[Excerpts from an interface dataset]
==================================================

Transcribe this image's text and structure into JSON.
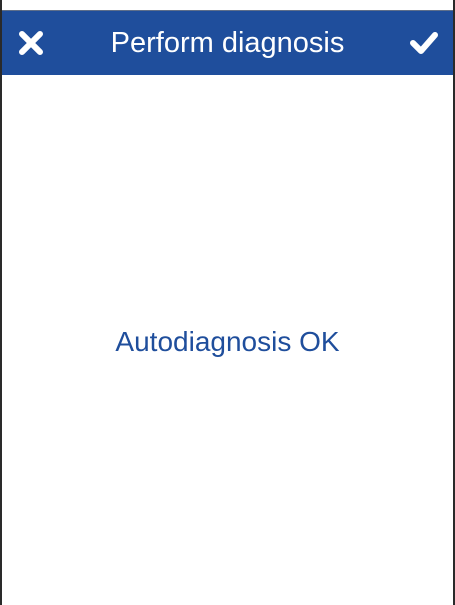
{
  "header": {
    "title": "Perform diagnosis",
    "cancel_icon": "close-icon",
    "confirm_icon": "check-icon",
    "background_color": "#1f4e9c",
    "text_color": "#ffffff"
  },
  "main": {
    "message": "Autodiagnosis OK",
    "message_color": "#1f4e9c"
  }
}
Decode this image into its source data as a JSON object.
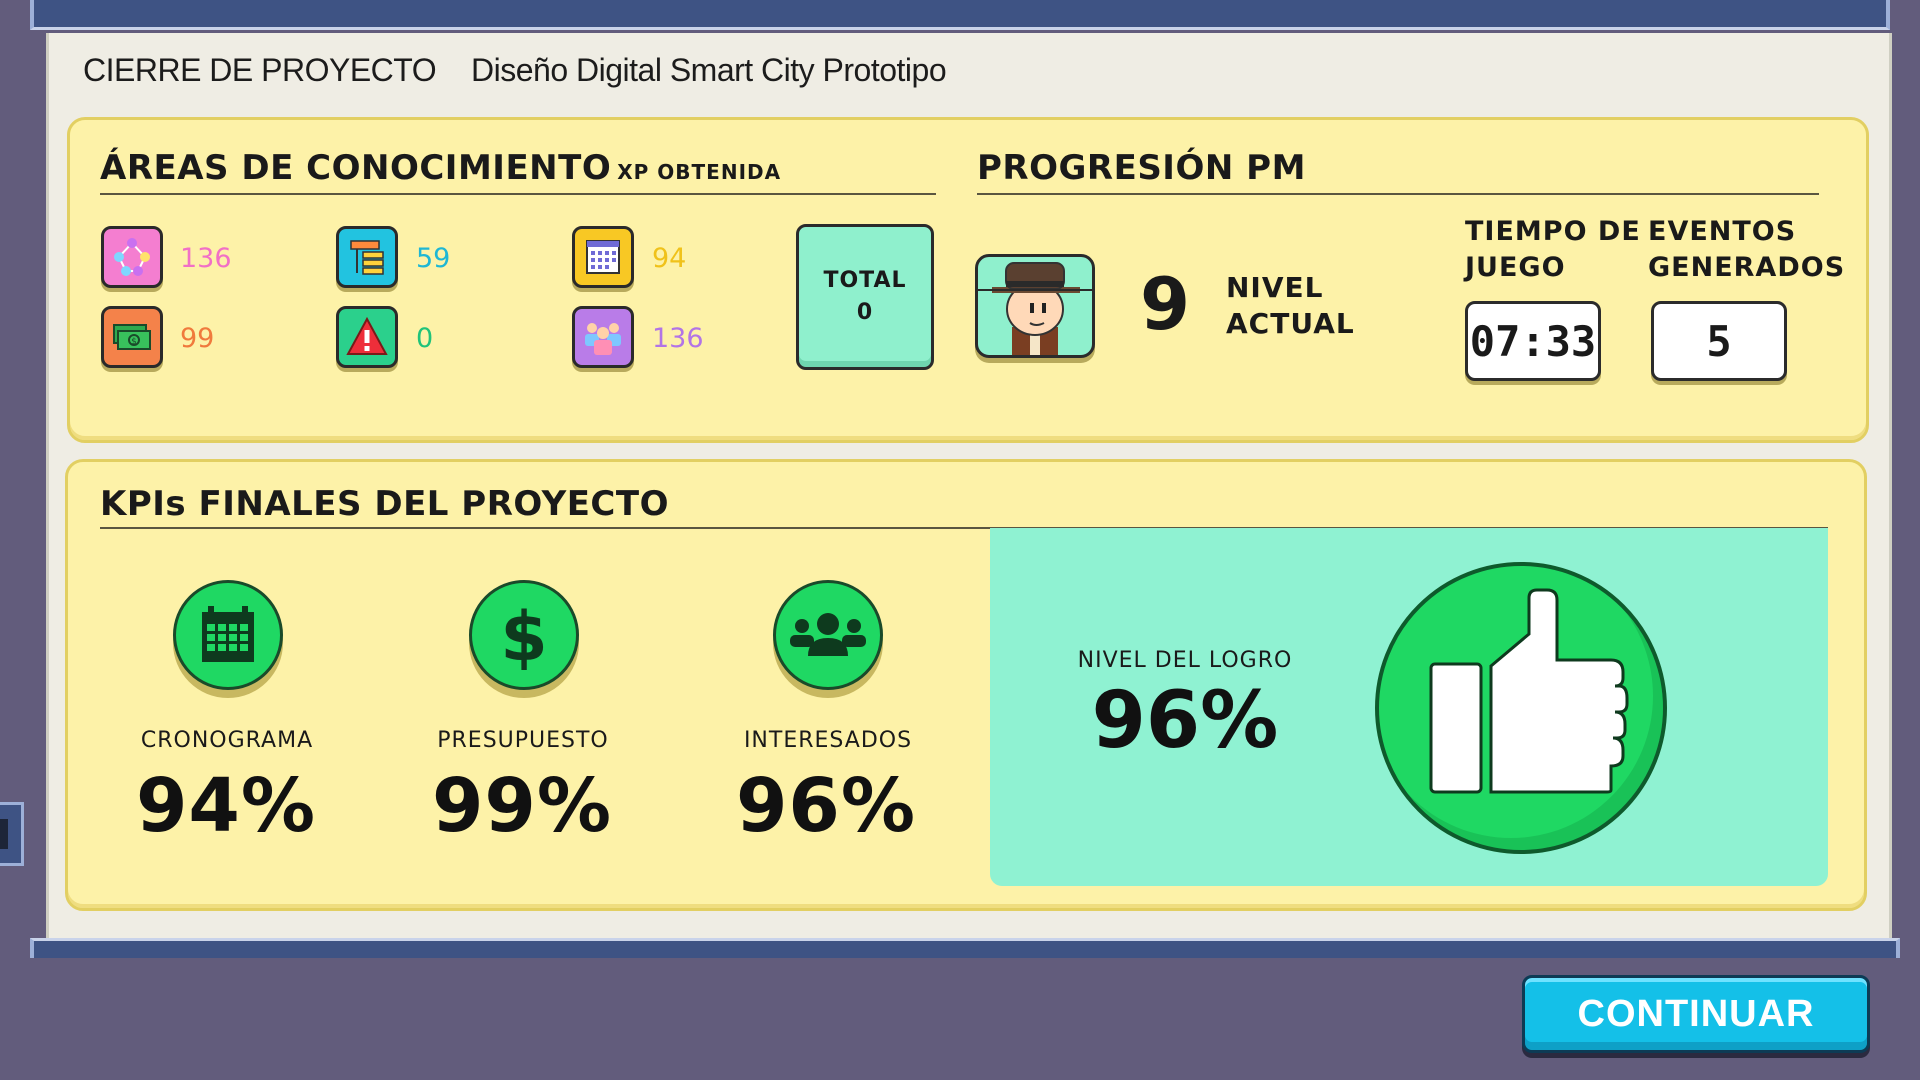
{
  "header": {
    "label": "CIERRE DE PROYECTO",
    "project_name": "Diseño Digital Smart City Prototipo"
  },
  "knowledge_areas": {
    "title": "ÁREAS DE CONOCIMIENTO",
    "subtitle": "XP OBTENIDA",
    "items": [
      {
        "icon": "integration-network-icon",
        "value": "136",
        "color": "#f170c6"
      },
      {
        "icon": "scope-wbs-icon",
        "value": "59",
        "color": "#1fb7d4"
      },
      {
        "icon": "schedule-calendar-icon",
        "value": "94",
        "color": "#f0c21a"
      },
      {
        "icon": "cost-money-icon",
        "value": "99",
        "color": "#f07a3c"
      },
      {
        "icon": "risk-warning-icon",
        "value": "0",
        "color": "#20c37a"
      },
      {
        "icon": "stakeholders-people-icon",
        "value": "136",
        "color": "#b274e6"
      }
    ],
    "total_label": "TOTAL",
    "total_value": "0"
  },
  "progression": {
    "title": "PROGRESIÓN PM",
    "avatar_icon": "explorer-avatar-icon",
    "level_value": "9",
    "level_label_line1": "NIVEL",
    "level_label_line2": "ACTUAL",
    "time_label_line1": "TIEMPO DE",
    "time_label_line2": "JUEGO",
    "time_value": "07:33",
    "events_label_line1": "EVENTOS",
    "events_label_line2": "GENERADOS",
    "events_value": "5"
  },
  "kpis": {
    "title": "KPIs FINALES DEL PROYECTO",
    "items": [
      {
        "icon": "calendar-icon",
        "label": "CRONOGRAMA",
        "value": "94%"
      },
      {
        "icon": "dollar-icon",
        "label": "PRESUPUESTO",
        "value": "99%"
      },
      {
        "icon": "people-icon",
        "label": "INTERESADOS",
        "value": "96%"
      }
    ],
    "achievement_label": "NIVEL DEL LOGRO",
    "achievement_value": "96%",
    "achievement_icon": "thumbs-up-icon"
  },
  "buttons": {
    "continue_label": "CONTINUAR"
  },
  "colors": {
    "panel_bg": "#fdf2a8",
    "mint": "#8ff2d2",
    "kpi_green": "#1fd863",
    "button_cyan": "#14c0e8"
  }
}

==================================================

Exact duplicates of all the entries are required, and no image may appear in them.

Transcribe this image's text and structure into JSON.
{
  "header": {
    "title": "Perform diagnosis",
    "cancel_icon": "close-icon",
    "confirm_icon": "check-icon",
    "background_color": "#1f4e9c",
    "text_color": "#ffffff"
  },
  "main": {
    "message": "Autodiagnosis OK",
    "message_color": "#1f4e9c"
  }
}
Decode this image into its source data as a JSON object.
{
  "header": {
    "label": "CIERRE DE PROYECTO",
    "project_name": "Diseño Digital Smart City Prototipo"
  },
  "knowledge_areas": {
    "title": "ÁREAS DE CONOCIMIENTO",
    "subtitle": "XP OBTENIDA",
    "items": [
      {
        "icon": "integration-network-icon",
        "value": "136",
        "color": "#f170c6"
      },
      {
        "icon": "scope-wbs-icon",
        "value": "59",
        "color": "#1fb7d4"
      },
      {
        "icon": "schedule-calendar-icon",
        "value": "94",
        "color": "#f0c21a"
      },
      {
        "icon": "cost-money-icon",
        "value": "99",
        "color": "#f07a3c"
      },
      {
        "icon": "risk-warning-icon",
        "value": "0",
        "color": "#20c37a"
      },
      {
        "icon": "stakeholders-people-icon",
        "value": "136",
        "color": "#b274e6"
      }
    ],
    "total_label": "TOTAL",
    "total_value": "0"
  },
  "progression": {
    "title": "PROGRESIÓN PM",
    "avatar_icon": "explorer-avatar-icon",
    "level_value": "9",
    "level_label_line1": "NIVEL",
    "level_label_line2": "ACTUAL",
    "time_label_line1": "TIEMPO DE",
    "time_label_line2": "JUEGO",
    "time_value": "07:33",
    "events_label_line1": "EVENTOS",
    "events_label_line2": "GENERADOS",
    "events_value": "5"
  },
  "kpis": {
    "title": "KPIs FINALES DEL PROYECTO",
    "items": [
      {
        "icon": "calendar-icon",
        "label": "CRONOGRAMA",
        "value": "94%"
      },
      {
        "icon": "dollar-icon",
        "label": "PRESUPUESTO",
        "value": "99%"
      },
      {
        "icon": "people-icon",
        "label": "INTERESADOS",
        "value": "96%"
      }
    ],
    "achievement_label": "NIVEL DEL LOGRO",
    "achievement_value": "96%",
    "achievement_icon": "thumbs-up-icon"
  },
  "buttons": {
    "continue_label": "CONTINUAR"
  },
  "colors": {
    "panel_bg": "#fdf2a8",
    "mint": "#8ff2d2",
    "kpi_green": "#1fd863",
    "button_cyan": "#14c0e8"
  }
}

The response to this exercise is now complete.